So you can imagine my surprised when his car pulled up along side of me. "Hey--SO sorry about that back there. I've really got to watch what I'm doing. Just felt bad." "No problem," I responded, "I was paying attention for you." Wow--instead of flipping me off or yelling out the window at me, he apologized. I ran on my way with smile. With a little consideration for each other, runners and drivers CAN get along!

Looking forward to another decent weekend and getting some more miles in! Be safe out there!

Tuesday, February 1, 2011


I really wish this event wasn't the weekend before the Go! St. Louis marathon. I'd LOVE to try the "long" distance duathlon!

I'm also trying to coerce B. into joining me for this off road team triathlon in 2012 (plenty of time to train!):

Have you tried multi-sport events?

Tuesday, January 25, 2011

The Full That Became a Half

In December, I signed up for the Go! St. Louis race again, this time to run the full marathon (I ran the half last year). I was a smidge late getting started on training, but things started out okay. Then it got super cold. Work life turned insane. Then I got sick. Then it stayed super cold. Let's just say, 10 miles is the most I've finished in one session. Every weekend would roll around and I'd be unable to fathom spending 2 or 3 hours out in the frigid temps. What about the gym, you ask? Let me tell you...The gym I go to has 10 treadmills. 10...And, to use them, you sign up for a 30 minute time slot, one 30 minute session at a time. So, after 30 minutes you have to get off the treadmill and go see if you can sign up again for that machine, or if you need to switch machines, or worse yet, do something else while you wait for another chance to use one. Then there's the fact that 8 miles on a treadmill is all I can manage before I'm so bored I could die. All these factors were turning running into a chore, not a joy. I hated feeling like a failure b/c I couldn't seem to get my miles in. I  hated getting my miles in but dreading every second of it. So, I made a decision: I'm going to run the half in April instead of the full. 

I won't lie. It was a tough decision. There's the knee-jerk part of me that thinks "Don't be a quitter!" (I'm pretty sure this is actually my dad's voice in my head). But, running is supposed to be fun. And, for me, running on a treadmill just isn't fun.
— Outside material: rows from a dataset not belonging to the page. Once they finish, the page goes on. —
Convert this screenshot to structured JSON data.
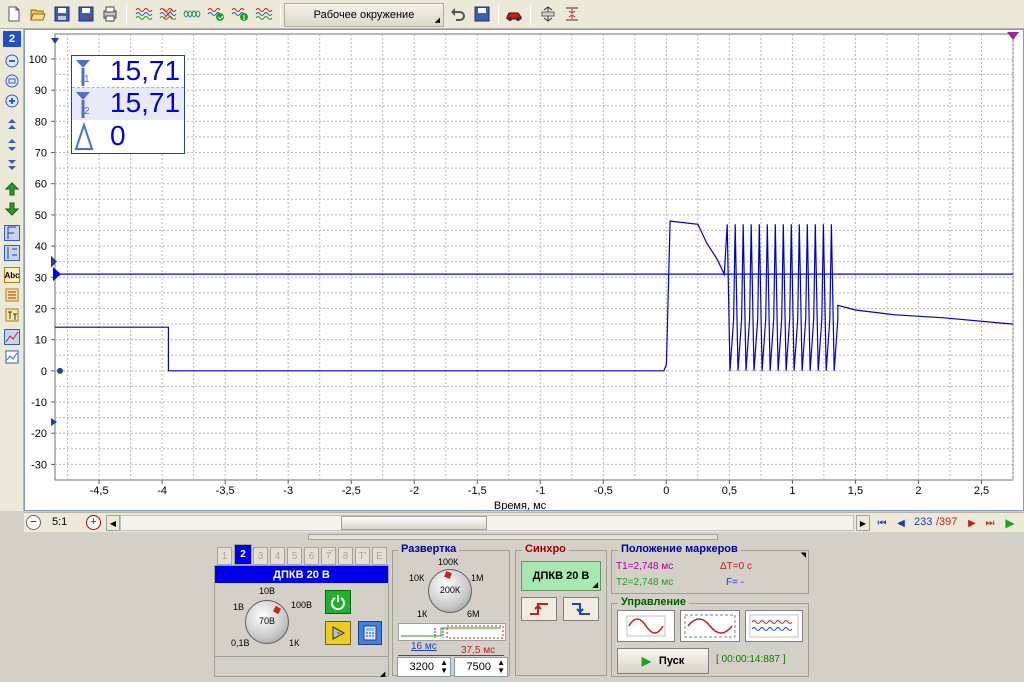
{
  "toolbar": {
    "workspace_label": "Рабочее окружение"
  },
  "sidebar": {
    "channel_badge": "2",
    "text_tool_label": "Abc"
  },
  "markers_box": {
    "t1_value": "15,71",
    "t2_value": "15,71",
    "delta_value": "0",
    "t1_sub": "1",
    "t2_sub": "2"
  },
  "chart_data": {
    "type": "line",
    "xlabel": "Время, мс",
    "ylabel": "",
    "xlim": [
      -4.85,
      2.75
    ],
    "ylim": [
      -35,
      108
    ],
    "x_ticks": [
      -4.5,
      -4,
      -3.5,
      -3,
      -2.5,
      -2,
      -1.5,
      -1,
      -0.5,
      0,
      0.5,
      1,
      1.5,
      2,
      2.5
    ],
    "x_tick_labels": [
      "-4,5",
      "-4",
      "-3,5",
      "-3",
      "-2,5",
      "-2",
      "-1,5",
      "-1",
      "-0,5",
      "0",
      "0,5",
      "1",
      "1,5",
      "2",
      "2,5"
    ],
    "y_ticks": [
      100,
      90,
      80,
      70,
      60,
      50,
      40,
      30,
      20,
      10,
      0,
      -10,
      -20,
      -30
    ],
    "y_tick_labels": [
      "100",
      "90",
      "80",
      "70",
      "60",
      "50",
      "40",
      "30",
      "20",
      "10",
      "0",
      "-10",
      "-20",
      "-30"
    ],
    "grid": true,
    "trigger_level": 31,
    "colors": {
      "trace": "#0000cc",
      "grid": "#b8b8b8",
      "accent": "#0000ff"
    },
    "series": [
      {
        "x": [
          -4.85,
          -3.95,
          -3.95,
          -0.02,
          0.0,
          0.03,
          0.25,
          0.32,
          0.4,
          0.46
        ],
        "values": [
          14,
          14,
          0,
          0,
          2,
          48,
          47,
          41,
          36,
          31
        ]
      }
    ],
    "burst": {
      "x_start": 0.47,
      "x_end": 1.36,
      "count": 14,
      "high": 47,
      "low": 0
    },
    "decay": {
      "x": [
        1.36,
        1.5,
        1.8,
        2.2,
        2.75
      ],
      "values": [
        21,
        19.5,
        18,
        17,
        15
      ]
    }
  },
  "scroll": {
    "zoom_label": "5:1",
    "frame_current": "233",
    "frame_total": "/397"
  },
  "channels": {
    "tabs": [
      "1",
      "2",
      "3",
      "4",
      "5",
      "6",
      "7̅",
      "8",
      "T'",
      "E"
    ],
    "active_tab": "2",
    "title": "ДПКВ 20 В",
    "dial_labels": [
      "10В",
      "1В",
      "100В",
      "0,1В",
      "1К"
    ],
    "dial_center": "70В"
  },
  "sweep": {
    "title": "Развертка",
    "dial_labels": [
      "100К",
      "10К",
      "1М",
      "1К",
      "6М"
    ],
    "dial_center": "200К",
    "time_a": "16 мс",
    "time_b": "37,5 мс",
    "spin_a": "3200",
    "spin_b": "7500"
  },
  "sync": {
    "title": "Синхро",
    "source_label": "ДПКВ 20 В"
  },
  "marker_pos": {
    "title": "Положение маркеров",
    "t1": "T1=2,748 мс",
    "t2": "T2=2,748 мс",
    "dt": "ΔT=0 с",
    "f": "F= -"
  },
  "control": {
    "title": "Управление",
    "start_label": "Пуск",
    "timer": "[ 00:00:14:887 ]"
  }
}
It's misery. I don't want the exercise I love to become a dreaded chore. Running when I can (including the occasional treadmill speed workout) until it gets warm is the best choice I can make to keep from burning myself out on my favorite activity. Once that's over, I'll think about the possibility of signing up for a full in the fall. But, I make no professional life is undergoing a major period of growth/change, and that's got to be the focus of most of my energies for now.

I felt immediately relieved after I made my decision. In fact, I had the best run I'd had in a long time on Saturday. It was in the 30s, so I went for a snowy run. It was a little like running on the beach in the places where the snow was still loose over the sidewalk and like an obstacle course people had walked and the snow had frozen in hills and valleys around the footprints. It was a great time. Just like a run should be.